Write the records out again in full, word for word.

(Dataset rows for apps and sites)
━━━━━━
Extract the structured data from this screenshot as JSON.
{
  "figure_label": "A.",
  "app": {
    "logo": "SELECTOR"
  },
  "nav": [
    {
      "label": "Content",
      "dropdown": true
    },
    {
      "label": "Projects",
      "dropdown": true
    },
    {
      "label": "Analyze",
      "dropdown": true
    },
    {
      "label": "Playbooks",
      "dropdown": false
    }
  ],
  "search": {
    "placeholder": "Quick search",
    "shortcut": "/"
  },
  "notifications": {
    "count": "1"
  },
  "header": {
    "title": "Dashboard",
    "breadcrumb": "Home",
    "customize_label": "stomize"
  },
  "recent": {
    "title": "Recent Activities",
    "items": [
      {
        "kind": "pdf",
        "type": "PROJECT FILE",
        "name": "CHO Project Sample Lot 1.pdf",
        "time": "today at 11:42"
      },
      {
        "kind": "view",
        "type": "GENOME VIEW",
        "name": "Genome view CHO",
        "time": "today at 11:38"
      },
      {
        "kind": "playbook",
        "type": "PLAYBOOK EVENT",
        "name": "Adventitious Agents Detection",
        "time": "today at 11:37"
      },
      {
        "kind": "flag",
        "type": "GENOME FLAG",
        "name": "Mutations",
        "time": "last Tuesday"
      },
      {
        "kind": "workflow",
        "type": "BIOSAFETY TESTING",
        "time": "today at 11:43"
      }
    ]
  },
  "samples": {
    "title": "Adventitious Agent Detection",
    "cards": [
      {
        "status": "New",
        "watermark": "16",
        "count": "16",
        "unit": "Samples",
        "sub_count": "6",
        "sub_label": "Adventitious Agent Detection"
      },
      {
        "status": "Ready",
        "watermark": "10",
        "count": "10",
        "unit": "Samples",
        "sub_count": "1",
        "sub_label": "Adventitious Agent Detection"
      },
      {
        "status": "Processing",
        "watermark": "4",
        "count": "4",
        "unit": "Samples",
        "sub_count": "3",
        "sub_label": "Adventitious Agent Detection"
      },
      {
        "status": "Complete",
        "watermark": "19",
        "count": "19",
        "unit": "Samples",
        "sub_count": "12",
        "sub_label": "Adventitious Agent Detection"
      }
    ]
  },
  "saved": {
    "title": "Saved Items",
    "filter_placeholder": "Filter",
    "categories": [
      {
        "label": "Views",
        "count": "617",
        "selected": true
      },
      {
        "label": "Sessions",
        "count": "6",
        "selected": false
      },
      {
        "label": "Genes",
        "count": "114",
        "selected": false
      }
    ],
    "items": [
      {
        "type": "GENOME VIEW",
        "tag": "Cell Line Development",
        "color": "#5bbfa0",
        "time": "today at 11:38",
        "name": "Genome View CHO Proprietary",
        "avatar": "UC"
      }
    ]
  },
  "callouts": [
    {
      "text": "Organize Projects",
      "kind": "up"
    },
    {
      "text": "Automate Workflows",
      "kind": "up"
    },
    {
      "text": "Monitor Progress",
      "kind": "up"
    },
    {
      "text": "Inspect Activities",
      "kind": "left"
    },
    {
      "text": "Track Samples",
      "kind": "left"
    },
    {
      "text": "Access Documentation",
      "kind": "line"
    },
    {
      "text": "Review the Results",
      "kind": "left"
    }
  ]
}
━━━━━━
_RESPONSE AREA_
Extract the structured data from this screenshot as JSON.
{
  "figure_label": "A.",
  "app": {
    "logo": "SELECTOR"
  },
  "nav": [
    {
      "label": "Content",
      "dropdown": true
    },
    {
      "label": "Projects",
      "dropdown": true
    },
    {
      "label": "Analyze",
      "dropdown": true
    },
    {
      "label": "Playbooks",
      "dropdown": false
    }
  ],
  "search": {
    "placeholder": "Quick search",
    "shortcut": "/"
  },
  "notifications": {
    "count": "1"
  },
  "header": {
    "title": "Dashboard",
    "breadcrumb": "Home",
    "customize_label": "stomize"
  },
  "recent": {
    "title": "Recent Activities",
    "items": [
      {
        "kind": "pdf",
        "type": "PROJECT FILE",
        "name": "CHO Project Sample Lot 1.pdf",
        "time": "today at 11:42"
      },
      {
        "kind": "view",
        "type": "GENOME VIEW",
        "name": "Genome view CHO",
        "time": "today at 11:38"
      },
      {
        "kind": "playbook",
        "type": "PLAYBOOK EVENT",
        "name": "Adventitious Agents Detection",
        "time": "today at 11:37"
      },
      {
        "kind": "flag",
        "type": "GENOME FLAG",
        "name": "Mutations",
        "time": "last Tuesday"
      },
      {
        "kind": "workflow",
        "type": "BIOSAFETY TESTING",
        "time": "today at 11:43"
      }
    ]
  },
  "samples": {
    "title": "Adventitious Agent Detection",
    "cards": [
      {
        "status": "New",
        "watermark": "16",
        "count": "16",
        "unit": "Samples",
        "sub_count": "6",
        "sub_label": "Adventitious Agent Detection"
      },
      {
        "status": "Ready",
        "watermark": "10",
        "count": "10",
        "unit": "Samples",
        "sub_count": "1",
        "sub_label": "Adventitious Agent Detection"
      },
      {
        "status": "Processing",
        "watermark": "4",
        "count": "4",
        "unit": "Samples",
        "sub_count": "3",
        "sub_label": "Adventitious Agent Detection"
      },
      {
        "status": "Complete",
        "watermark": "19",
        "count": "19",
        "unit": "Samples",
        "sub_count": "12",
        "sub_label": "Adventitious Agent Detection"
      }
    ]
  },
  "saved": {
    "title": "Saved Items",
    "filter_placeholder": "Filter",
    "categories": [
      {
        "label": "Views",
        "count": "617",
        "selected": true
      },
      {
        "label": "Sessions",
        "count": "6",
        "selected": false
      },
      {
        "label": "Genes",
        "count": "114",
        "selected": false
      }
    ],
    "items": [
      {
        "type": "GENOME VIEW",
        "tag": "Cell Line Development",
        "color": "#5bbfa0",
        "time": "today at 11:38",
        "name": "Genome View CHO Proprietary",
        "avatar": "UC"
      }
    ]
  },
  "callouts": [
    {
      "text": "Organize Projects",
      "kind": "up"
    },
    {
      "text": "Automate Workflows",
      "kind": "up"
    },
    {
      "text": "Monitor Progress",
      "kind": "up"
    },
    {
      "text": "Inspect Activities",
      "kind": "left"
    },
    {
      "text": "Track Samples",
      "kind": "left"
    },
    {
      "text": "Access Documentation",
      "kind": "line"
    },
    {
      "text": "Review the Results",
      "kind": "left"
    }
  ]
}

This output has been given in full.